Our counseling services range from supportive therapy for life changes and events to therapy for a specific mental disorder such as an anxiety disorder, depression, bipolar disorder, personality disorders, obsessive-compulsive disorder, or PTSD. Our evaluation services include clinical psychological evaluations, neuropsychological testing, and psychoeducational testing.
One part of our practice is forensic psychology.
What is forensic psychology?
Forensic psychology refers to the interaction between psychology and the law. Forensic psychologists working in a private practice setting assist the courts by conducting psychological assessments of individuals involved in the legal system. They also provide consultation services to attorneys who have questions about a psychological topic that pertains to a legal issue. They often testify in court as expert witnesses. Some forensic psychologists also work in other settings, such as prisons, juvenile detention facilities, and police departments.
What forensic services do you provide?

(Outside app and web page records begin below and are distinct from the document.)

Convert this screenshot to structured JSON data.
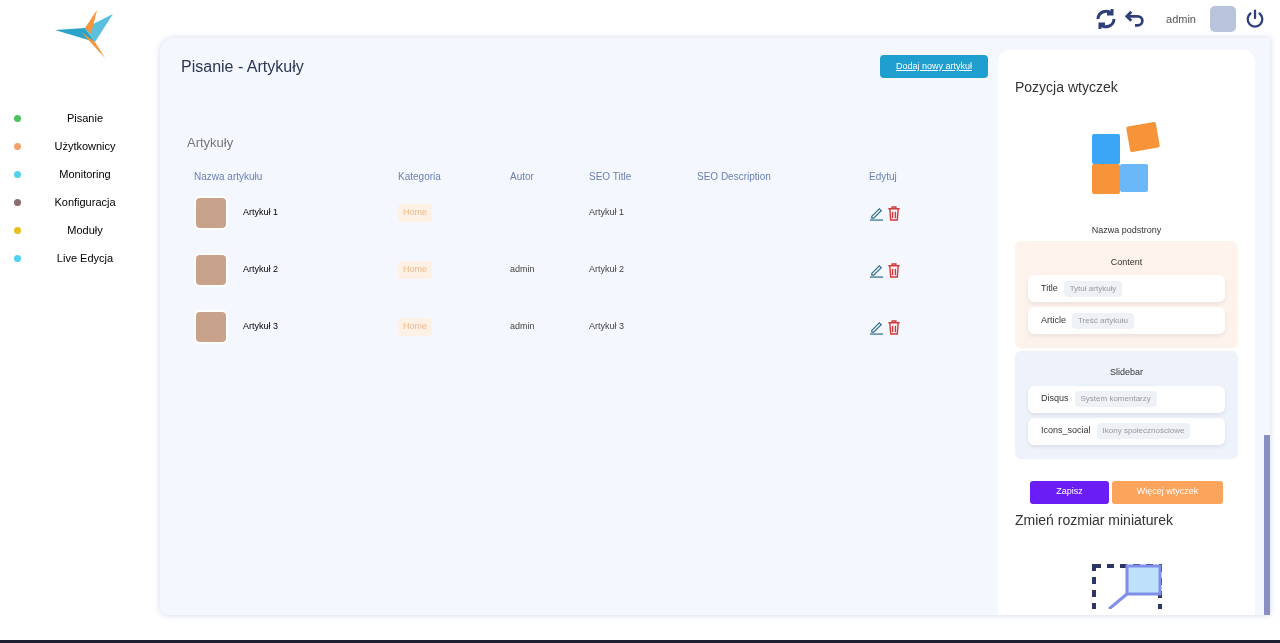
{
  "header": {
    "user": "admin"
  },
  "sidebar": {
    "items": [
      {
        "label": "Pisanie",
        "color": "#4cc35a"
      },
      {
        "label": "Użytkownicy",
        "color": "#f4a26c"
      },
      {
        "label": "Monitoring",
        "color": "#4fd1f0"
      },
      {
        "label": "Konfiguracja",
        "color": "#8a6d6d"
      },
      {
        "label": "Moduły",
        "color": "#e8c021"
      },
      {
        "label": "Live Edycja",
        "color": "#4fd1f0"
      }
    ]
  },
  "page": {
    "title": "Pisanie - Artykuły",
    "add_button": "Dodaj nowy artykuł",
    "section_title": "Artykuły"
  },
  "table": {
    "columns": [
      "Nazwa artykułu",
      "Kategoria",
      "Autor",
      "SEO Title",
      "SEO Description",
      "Edytuj"
    ],
    "rows": [
      {
        "name": "Artykuł 1",
        "category": "Home",
        "author": "",
        "seo_title": "Artykuł 1",
        "seo_description": ""
      },
      {
        "name": "Artykuł 2",
        "category": "Home",
        "author": "admin",
        "seo_title": "Artykuł 2",
        "seo_description": ""
      },
      {
        "name": "Artykuł 3",
        "category": "Home",
        "author": "admin",
        "seo_title": "Artykuł 3",
        "seo_description": ""
      }
    ]
  },
  "plugins": {
    "title": "Pozycja wtyczek",
    "subpage_label": "Nazwa podstrony",
    "groups": [
      {
        "title": "Content",
        "kind": "content",
        "items": [
          {
            "name": "Title",
            "value": "Tytuł artykuły"
          },
          {
            "name": "Article",
            "value": "Treść artykułu"
          }
        ]
      },
      {
        "title": "Slidebar",
        "kind": "sidebar",
        "items": [
          {
            "name": "Disqus",
            "value": "System komentarzy"
          },
          {
            "name": "Icons_social",
            "value": "Ikony społecznościowe"
          }
        ]
      }
    ],
    "save_button": "Zapisz",
    "more_button": "Więcej wtyczek"
  },
  "thumbnails": {
    "title": "Zmień rozmiar miniaturek"
  }
}
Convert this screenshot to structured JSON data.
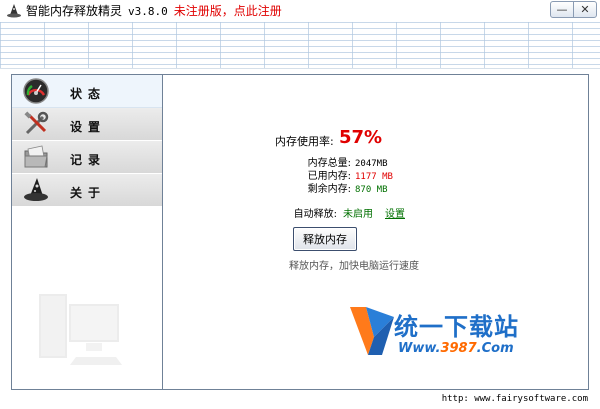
{
  "window": {
    "title": "智能内存释放精灵",
    "version": "v3.8.0",
    "register_text": "未注册版，点此注册",
    "minimize_glyph": "—",
    "close_glyph": "✕"
  },
  "sidebar": {
    "items": [
      {
        "label": "状态",
        "icon": "gauge-icon",
        "active": true
      },
      {
        "label": "设置",
        "icon": "tools-icon",
        "active": false
      },
      {
        "label": "记录",
        "icon": "folder-icon",
        "active": false
      },
      {
        "label": "关于",
        "icon": "wizard-hat-icon",
        "active": false
      }
    ]
  },
  "status": {
    "usage_label": "内存使用率:",
    "usage_value": "57%",
    "total_label": "内存总量:",
    "total_value": "2047MB",
    "used_label": "已用内存:",
    "used_value": "1177 MB",
    "free_label": "剩余内存:",
    "free_value": "870 MB",
    "auto_label": "自动释放:",
    "auto_status": "未启用",
    "settings_link": "设置",
    "free_button": "释放内存",
    "hint": "释放内存，加快电脑运行速度"
  },
  "watermark": {
    "title": "统一下载站",
    "url_prefix": "Www.",
    "url_highlight": "3987",
    "url_suffix": ".Com"
  },
  "statusbar": {
    "text": "http: www.fairysoftware.com"
  },
  "colors": {
    "accent_red": "#e00000",
    "accent_green": "#007000",
    "frame_border": "#6f8197",
    "logo_blue": "#1f6fc8",
    "logo_orange": "#ff6a00"
  }
}
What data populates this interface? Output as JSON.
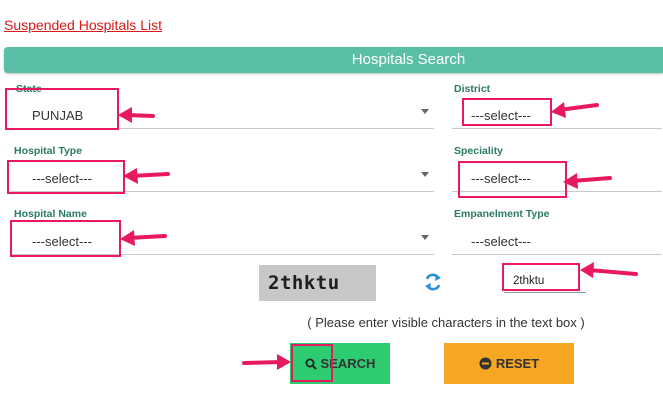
{
  "top_link": "Suspended Hospitals List",
  "header": {
    "title": "Hospitals Search"
  },
  "fields": {
    "state": {
      "label": "State",
      "value": "PUNJAB"
    },
    "district": {
      "label": "District",
      "value": "---select---"
    },
    "hospital_type": {
      "label": "Hospital Type",
      "value": "---select---"
    },
    "speciality": {
      "label": "Speciality",
      "value": "---select---"
    },
    "hospital_name": {
      "label": "Hospital Name",
      "value": "---select---"
    },
    "empanelment_type": {
      "label": "Empanelment Type",
      "value": "---select---"
    }
  },
  "captcha": {
    "image_text": "2thktu",
    "input_value": "2thktu",
    "hint": "( Please enter visible characters in the text box )"
  },
  "buttons": {
    "search": "SEARCH",
    "reset": "RESET"
  },
  "colors": {
    "header": "#5bbfa8",
    "link": "#d71a1a",
    "label": "#2a7a66",
    "annotation": "#e8195f",
    "search_button": "#2ecc71",
    "reset_button": "#f5a623"
  },
  "icons": {
    "refresh": "refresh-icon",
    "search": "search-icon",
    "reset": "minus-circle-icon",
    "dropdown": "caret-down-icon"
  }
}
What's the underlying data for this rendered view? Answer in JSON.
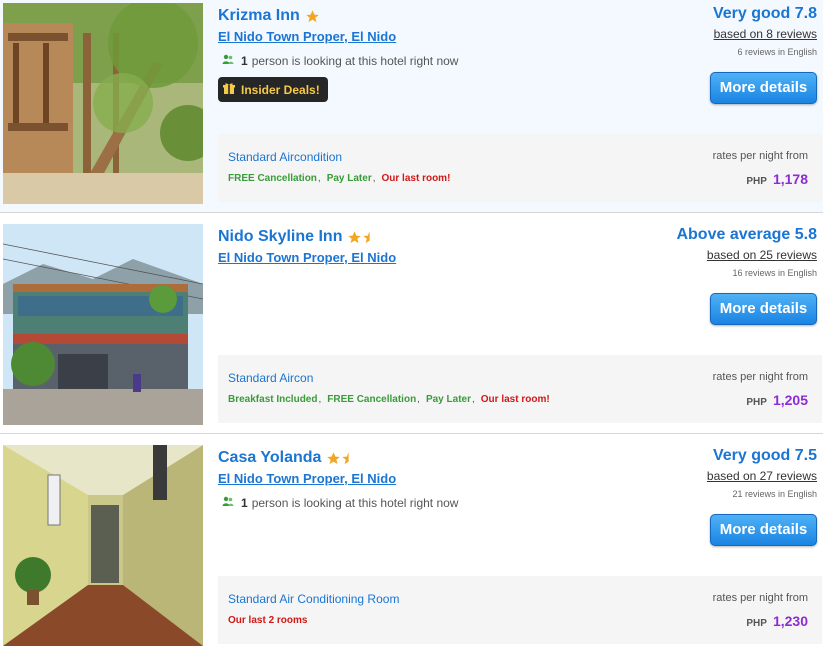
{
  "hotels": [
    {
      "name": "Krizma Inn",
      "star_rating": 1,
      "location": "El Nido Town Proper, El Nido",
      "looking_count": "1",
      "looking_text": "person is looking at this hotel right now",
      "deal_label": "Insider Deals!",
      "score_label": "Very good 7.8",
      "reviews": "based on 8 reviews",
      "reviews_english": "6 reviews in English",
      "more_label": "More details",
      "room_name": "Standard Aircondition",
      "features": [
        "FREE Cancellation",
        "Pay Later",
        "Our last room!"
      ],
      "rates_label": "rates per night from",
      "currency": "PHP",
      "price": "1,178"
    },
    {
      "name": "Nido Skyline Inn",
      "star_rating": 1.5,
      "location": "El Nido Town Proper, El Nido",
      "score_label": "Above average 5.8",
      "reviews": "based on 25 reviews",
      "reviews_english": "16 reviews in English",
      "more_label": "More details",
      "room_name": "Standard Aircon",
      "features": [
        "Breakfast Included",
        "FREE Cancellation",
        "Pay Later",
        "Our last room!"
      ],
      "rates_label": "rates per night from",
      "currency": "PHP",
      "price": "1,205"
    },
    {
      "name": "Casa Yolanda",
      "star_rating": 1.5,
      "location": "El Nido Town Proper, El Nido",
      "looking_count": "1",
      "looking_text": "person is looking at this hotel right now",
      "score_label": "Very good 7.5",
      "reviews": "based on 27 reviews",
      "reviews_english": "21 reviews in English",
      "more_label": "More details",
      "room_name": "Standard Air Conditioning Room",
      "features": [
        "Our last 2 rooms"
      ],
      "rates_label": "rates per night from",
      "currency": "PHP",
      "price": "1,230"
    }
  ],
  "colors": {
    "link_blue": "#1b75d2",
    "price_purple": "#8d2bd6",
    "feature_green": "#3a9b3a",
    "feature_red": "#d01818",
    "star_orange": "#f4a623"
  },
  "icons": {
    "star": "star-icon",
    "half_star": "half-star-icon",
    "people": "people-icon",
    "gift": "gift-icon"
  }
}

At Etheridge Psychology, our forensic psychologists conduct psychological evaluations in various areas. We also provide consultation services to attorneys and testify in court. Our job in a forensic evaluation is to answer questions posed by the court. Following are some examples of questions we answer in our work:
Does this individual have a mental disorder that is affecting their functioning?
Is this individual fit to have unsupervised visitation with, or custody, of their minor child?
What is a child custody arrangement that is in the best interests of this minor child?
Does this individual have the capacity to handle their financial and personal affairs?
Did this individual have the capacity to waive their Miranda rights?
Does this individual have the capacity to stand trial?
Was this individual criminally responsible for the crime they committed?
Is this individual at risk for committing a violent or sexual crime?
In civil court, we are often involved in divorce and child custody proceedings as well as guardianship cases and immigration cases. In criminal court, we are often involved in cases involving abuse (e.g., child abuse, elder abuse), violence, sexual violence, and homicide. Evaluations of violent individuals are conducted in jails and prisons.
We are sometimes asked to conduct a forensic psychological evaluation outside of the court system, but still for a legal purpose. Examples include psychological fitness evaluations, which are typically requested by a workplace or educational institution. This type of evaluation may be requested after an incident at work or school or if a workplace or educational institution has reason to believe that a worker or student has a mental disorder that might affect their ability to perform or their safety with coworkers or classmates. An evaluation may also be requested at the beginning of employment in a high-risk profession such as police officer.
How is a forensic evaluation different from a regular psychological evaluation?
An entire article could be written solely to explain all the differences between clinical and forensic evaluations, but here are some of the main differences.
A “regular,” clinical psychological evaluation is done for the purpose of diagnosing a mental health condition and recommending treatment for that condition. It is a healthcare service in which a patient receives services by a doctor. People visit us for clinical evaluations when they have mental health related symptoms and want to know if they have a mental disorder. They may also be referred to us by a physician or counselor.
A forensic evaluation is not done for healthcare purposes; it is a legal service. As such, the individual being evaluated is not considered a patient, and no healthcare services are provided. Since a forensic psychological evaluation is not a medical service, it is not covered by health insurance. None of our current contracts with health insurance companies permit us to bill them for a forensic evaluation. The results of the evaluation are typically released to the individual’s attorney or directly to the court rather than to the individual being evaluated.